■ **Stored entries**
========
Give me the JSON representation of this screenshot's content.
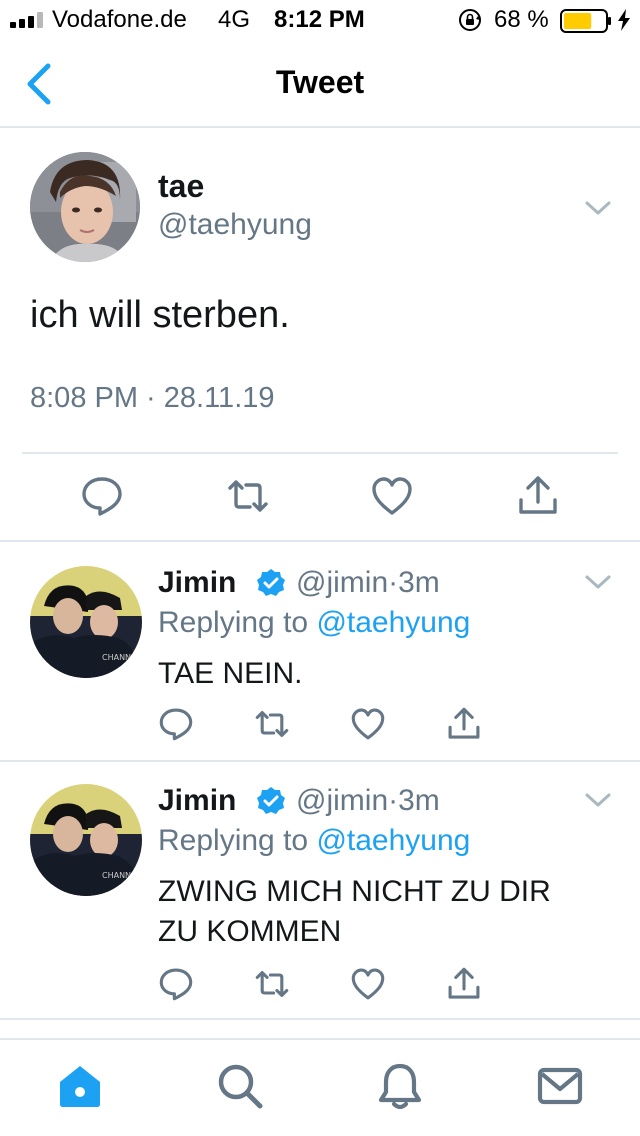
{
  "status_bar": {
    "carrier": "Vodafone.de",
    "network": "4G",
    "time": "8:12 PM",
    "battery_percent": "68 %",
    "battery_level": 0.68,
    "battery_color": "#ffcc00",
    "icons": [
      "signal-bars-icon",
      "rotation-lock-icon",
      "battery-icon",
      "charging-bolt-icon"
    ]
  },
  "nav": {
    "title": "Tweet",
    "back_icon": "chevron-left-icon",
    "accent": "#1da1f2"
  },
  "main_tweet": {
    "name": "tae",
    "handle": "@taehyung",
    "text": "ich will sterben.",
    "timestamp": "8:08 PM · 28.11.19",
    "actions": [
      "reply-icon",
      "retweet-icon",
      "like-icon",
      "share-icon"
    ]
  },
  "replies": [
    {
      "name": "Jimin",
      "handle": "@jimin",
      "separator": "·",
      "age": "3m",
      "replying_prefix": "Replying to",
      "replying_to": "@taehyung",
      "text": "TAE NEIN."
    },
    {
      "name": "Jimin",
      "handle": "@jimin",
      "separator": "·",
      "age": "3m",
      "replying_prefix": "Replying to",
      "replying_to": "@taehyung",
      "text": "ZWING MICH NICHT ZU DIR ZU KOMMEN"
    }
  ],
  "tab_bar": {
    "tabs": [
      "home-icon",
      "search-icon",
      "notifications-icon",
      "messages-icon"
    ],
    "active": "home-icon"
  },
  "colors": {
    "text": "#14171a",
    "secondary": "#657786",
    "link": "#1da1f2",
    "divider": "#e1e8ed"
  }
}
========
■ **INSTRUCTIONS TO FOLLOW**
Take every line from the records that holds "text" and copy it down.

■ **REPLY TO THE TASK**
    "text": "ich will sterben.",
      "text": "TAE NEIN."
      "text": "ZWING MICH NICHT ZU DIR ZU KOMMEN"
    "text": "#14171a",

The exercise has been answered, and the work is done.